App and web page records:
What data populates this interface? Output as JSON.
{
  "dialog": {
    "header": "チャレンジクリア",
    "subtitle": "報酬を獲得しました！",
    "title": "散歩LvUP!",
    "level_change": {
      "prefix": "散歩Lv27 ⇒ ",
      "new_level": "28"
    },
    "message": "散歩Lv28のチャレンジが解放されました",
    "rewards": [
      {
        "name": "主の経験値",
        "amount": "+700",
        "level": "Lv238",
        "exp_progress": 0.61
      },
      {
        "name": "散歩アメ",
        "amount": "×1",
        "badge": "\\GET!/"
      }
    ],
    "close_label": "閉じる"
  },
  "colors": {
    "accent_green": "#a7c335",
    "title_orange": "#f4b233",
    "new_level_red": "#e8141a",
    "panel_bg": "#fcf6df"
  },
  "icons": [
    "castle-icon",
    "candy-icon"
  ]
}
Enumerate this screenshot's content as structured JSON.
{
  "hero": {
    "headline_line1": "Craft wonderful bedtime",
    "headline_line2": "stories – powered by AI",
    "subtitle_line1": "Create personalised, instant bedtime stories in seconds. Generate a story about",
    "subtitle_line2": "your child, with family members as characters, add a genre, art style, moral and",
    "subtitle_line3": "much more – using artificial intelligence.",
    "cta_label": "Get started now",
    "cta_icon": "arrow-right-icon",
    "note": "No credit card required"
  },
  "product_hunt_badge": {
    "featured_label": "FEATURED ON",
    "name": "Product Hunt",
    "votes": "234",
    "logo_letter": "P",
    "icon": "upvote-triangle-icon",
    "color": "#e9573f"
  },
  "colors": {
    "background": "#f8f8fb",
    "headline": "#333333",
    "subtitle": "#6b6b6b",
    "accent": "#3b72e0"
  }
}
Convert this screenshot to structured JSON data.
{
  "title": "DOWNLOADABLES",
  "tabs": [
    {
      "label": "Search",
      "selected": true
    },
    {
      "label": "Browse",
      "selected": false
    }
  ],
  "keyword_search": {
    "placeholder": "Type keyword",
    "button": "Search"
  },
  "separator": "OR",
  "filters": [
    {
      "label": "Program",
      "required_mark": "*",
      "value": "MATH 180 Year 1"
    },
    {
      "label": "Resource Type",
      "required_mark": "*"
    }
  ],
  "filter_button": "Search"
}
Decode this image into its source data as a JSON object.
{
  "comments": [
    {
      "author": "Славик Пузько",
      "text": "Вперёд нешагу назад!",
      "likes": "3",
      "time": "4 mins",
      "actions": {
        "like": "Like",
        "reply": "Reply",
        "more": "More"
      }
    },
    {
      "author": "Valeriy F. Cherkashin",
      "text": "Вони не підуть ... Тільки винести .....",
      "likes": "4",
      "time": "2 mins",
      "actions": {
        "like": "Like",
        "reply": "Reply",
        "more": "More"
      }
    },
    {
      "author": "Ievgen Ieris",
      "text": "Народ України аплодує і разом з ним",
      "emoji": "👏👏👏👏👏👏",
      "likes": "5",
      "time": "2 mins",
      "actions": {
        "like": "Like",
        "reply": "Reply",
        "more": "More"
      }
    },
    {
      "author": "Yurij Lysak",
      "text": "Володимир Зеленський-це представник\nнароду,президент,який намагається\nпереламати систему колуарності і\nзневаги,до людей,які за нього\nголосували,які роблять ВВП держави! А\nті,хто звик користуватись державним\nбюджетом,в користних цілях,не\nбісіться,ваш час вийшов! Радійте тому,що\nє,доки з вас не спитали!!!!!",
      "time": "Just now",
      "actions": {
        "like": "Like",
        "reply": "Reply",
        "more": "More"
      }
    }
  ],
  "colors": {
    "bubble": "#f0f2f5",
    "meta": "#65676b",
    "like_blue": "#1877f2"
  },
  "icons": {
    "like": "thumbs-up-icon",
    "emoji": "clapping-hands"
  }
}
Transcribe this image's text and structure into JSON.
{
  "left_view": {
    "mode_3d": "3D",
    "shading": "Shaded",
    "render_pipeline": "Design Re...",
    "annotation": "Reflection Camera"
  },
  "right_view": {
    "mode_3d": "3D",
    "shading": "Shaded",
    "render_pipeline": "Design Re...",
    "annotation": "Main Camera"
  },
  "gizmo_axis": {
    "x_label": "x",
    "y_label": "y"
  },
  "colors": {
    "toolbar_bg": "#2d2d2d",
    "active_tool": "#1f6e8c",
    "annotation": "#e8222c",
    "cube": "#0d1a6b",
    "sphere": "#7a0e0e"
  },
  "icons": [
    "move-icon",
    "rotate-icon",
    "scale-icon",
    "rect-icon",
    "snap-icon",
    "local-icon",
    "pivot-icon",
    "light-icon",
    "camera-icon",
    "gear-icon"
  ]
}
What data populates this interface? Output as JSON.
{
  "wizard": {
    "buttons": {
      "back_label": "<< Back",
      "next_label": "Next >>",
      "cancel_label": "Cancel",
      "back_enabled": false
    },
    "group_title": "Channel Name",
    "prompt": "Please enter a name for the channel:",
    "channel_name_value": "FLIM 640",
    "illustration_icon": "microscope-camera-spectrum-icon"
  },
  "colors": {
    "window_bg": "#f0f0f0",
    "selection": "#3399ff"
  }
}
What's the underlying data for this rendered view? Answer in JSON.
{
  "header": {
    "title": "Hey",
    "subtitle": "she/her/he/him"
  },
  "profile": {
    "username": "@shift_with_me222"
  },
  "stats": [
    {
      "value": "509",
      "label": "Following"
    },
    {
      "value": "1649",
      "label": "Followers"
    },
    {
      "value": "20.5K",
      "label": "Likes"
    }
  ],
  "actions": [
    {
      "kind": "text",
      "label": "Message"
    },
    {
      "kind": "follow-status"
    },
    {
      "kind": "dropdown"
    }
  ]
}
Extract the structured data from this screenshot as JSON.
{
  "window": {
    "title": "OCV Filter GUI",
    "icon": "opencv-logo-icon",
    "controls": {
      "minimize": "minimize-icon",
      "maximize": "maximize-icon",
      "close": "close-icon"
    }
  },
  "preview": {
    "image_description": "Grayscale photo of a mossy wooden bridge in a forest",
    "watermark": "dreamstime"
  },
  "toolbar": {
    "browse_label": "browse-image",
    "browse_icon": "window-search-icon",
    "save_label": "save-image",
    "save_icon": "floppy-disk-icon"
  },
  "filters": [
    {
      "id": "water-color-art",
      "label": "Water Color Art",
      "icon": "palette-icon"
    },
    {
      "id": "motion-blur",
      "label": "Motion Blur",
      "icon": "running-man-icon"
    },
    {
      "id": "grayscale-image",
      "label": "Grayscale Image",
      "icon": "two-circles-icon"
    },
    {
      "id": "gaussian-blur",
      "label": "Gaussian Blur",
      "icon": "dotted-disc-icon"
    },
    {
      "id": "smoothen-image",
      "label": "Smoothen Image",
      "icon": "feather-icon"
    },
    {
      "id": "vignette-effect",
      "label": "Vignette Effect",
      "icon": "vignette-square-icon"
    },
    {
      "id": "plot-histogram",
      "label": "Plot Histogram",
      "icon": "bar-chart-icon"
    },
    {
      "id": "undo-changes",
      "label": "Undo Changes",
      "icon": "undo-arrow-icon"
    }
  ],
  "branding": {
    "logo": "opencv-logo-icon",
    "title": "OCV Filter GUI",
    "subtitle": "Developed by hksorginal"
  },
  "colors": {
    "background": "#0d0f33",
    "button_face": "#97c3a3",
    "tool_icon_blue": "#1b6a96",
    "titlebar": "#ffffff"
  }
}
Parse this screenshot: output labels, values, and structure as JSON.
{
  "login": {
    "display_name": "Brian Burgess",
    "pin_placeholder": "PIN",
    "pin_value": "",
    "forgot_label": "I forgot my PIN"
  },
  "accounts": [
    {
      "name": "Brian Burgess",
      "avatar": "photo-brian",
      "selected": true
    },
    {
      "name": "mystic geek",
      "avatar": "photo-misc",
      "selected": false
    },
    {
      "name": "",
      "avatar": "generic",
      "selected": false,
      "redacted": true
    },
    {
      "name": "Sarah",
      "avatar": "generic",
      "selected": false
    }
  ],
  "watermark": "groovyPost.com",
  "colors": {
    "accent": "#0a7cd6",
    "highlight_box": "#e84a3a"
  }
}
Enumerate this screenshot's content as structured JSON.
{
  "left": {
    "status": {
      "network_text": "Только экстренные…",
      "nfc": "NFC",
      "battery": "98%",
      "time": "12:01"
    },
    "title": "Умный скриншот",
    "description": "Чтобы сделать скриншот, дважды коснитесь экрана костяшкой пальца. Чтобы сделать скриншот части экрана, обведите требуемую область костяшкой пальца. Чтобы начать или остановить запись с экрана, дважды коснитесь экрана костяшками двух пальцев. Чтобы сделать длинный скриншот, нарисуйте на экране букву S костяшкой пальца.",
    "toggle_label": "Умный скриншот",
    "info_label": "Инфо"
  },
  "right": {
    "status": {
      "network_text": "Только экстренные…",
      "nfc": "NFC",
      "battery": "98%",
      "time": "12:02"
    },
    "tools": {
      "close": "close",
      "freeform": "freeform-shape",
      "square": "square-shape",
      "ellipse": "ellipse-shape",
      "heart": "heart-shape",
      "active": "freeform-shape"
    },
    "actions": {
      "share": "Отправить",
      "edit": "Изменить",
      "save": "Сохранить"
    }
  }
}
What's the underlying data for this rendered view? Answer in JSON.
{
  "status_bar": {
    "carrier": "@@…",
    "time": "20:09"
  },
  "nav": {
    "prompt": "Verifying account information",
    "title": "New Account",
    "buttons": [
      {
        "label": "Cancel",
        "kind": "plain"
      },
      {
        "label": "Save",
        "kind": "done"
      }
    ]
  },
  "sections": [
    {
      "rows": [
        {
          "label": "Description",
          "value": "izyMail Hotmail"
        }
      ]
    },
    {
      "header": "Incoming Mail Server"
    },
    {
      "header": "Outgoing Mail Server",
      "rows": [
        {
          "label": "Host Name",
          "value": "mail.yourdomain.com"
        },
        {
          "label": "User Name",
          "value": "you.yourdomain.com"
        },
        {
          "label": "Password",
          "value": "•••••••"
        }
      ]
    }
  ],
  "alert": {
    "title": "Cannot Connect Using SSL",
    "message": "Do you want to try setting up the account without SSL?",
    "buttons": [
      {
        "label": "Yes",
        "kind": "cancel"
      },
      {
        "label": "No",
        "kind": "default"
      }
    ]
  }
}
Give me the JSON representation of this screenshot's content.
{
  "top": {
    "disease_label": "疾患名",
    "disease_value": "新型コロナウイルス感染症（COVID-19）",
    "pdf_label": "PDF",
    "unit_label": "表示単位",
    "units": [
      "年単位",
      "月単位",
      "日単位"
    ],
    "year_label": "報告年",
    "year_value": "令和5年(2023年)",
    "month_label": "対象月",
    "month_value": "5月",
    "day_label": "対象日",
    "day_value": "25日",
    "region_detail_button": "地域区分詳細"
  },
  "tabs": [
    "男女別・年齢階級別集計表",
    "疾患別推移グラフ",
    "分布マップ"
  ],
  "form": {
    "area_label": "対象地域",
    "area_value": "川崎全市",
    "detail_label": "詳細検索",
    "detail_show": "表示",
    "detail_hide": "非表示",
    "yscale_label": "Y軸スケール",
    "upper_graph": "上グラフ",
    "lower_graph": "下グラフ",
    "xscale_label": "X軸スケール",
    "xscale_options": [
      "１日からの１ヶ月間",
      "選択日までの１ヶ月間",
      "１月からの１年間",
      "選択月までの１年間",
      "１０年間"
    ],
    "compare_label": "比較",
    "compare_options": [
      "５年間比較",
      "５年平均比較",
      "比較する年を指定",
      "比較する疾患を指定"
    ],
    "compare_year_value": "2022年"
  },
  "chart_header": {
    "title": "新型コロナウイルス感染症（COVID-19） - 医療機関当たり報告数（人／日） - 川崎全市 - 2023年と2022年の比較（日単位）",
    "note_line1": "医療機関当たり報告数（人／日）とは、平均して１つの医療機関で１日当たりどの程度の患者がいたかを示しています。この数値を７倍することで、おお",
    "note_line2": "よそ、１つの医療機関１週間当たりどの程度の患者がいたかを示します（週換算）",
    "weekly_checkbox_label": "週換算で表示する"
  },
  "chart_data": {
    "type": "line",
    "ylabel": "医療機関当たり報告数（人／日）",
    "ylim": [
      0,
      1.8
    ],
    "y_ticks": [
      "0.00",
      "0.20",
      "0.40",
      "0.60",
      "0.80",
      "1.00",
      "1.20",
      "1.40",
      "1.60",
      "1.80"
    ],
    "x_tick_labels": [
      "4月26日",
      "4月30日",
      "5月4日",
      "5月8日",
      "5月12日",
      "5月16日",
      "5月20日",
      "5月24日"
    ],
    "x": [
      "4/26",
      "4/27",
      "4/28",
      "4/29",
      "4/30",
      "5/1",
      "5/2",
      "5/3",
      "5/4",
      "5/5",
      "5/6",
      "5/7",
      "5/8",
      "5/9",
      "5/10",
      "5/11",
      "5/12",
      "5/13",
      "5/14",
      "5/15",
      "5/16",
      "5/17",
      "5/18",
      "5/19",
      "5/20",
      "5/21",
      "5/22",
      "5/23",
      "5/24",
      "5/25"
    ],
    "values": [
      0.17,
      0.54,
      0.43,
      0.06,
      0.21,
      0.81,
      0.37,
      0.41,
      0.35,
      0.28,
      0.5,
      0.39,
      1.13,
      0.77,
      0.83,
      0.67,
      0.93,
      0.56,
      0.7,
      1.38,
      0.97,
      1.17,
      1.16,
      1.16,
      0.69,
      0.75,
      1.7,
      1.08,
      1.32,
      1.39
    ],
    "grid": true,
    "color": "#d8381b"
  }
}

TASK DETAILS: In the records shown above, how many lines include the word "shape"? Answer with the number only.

ANSWER FOR THIS EXERCISE: 5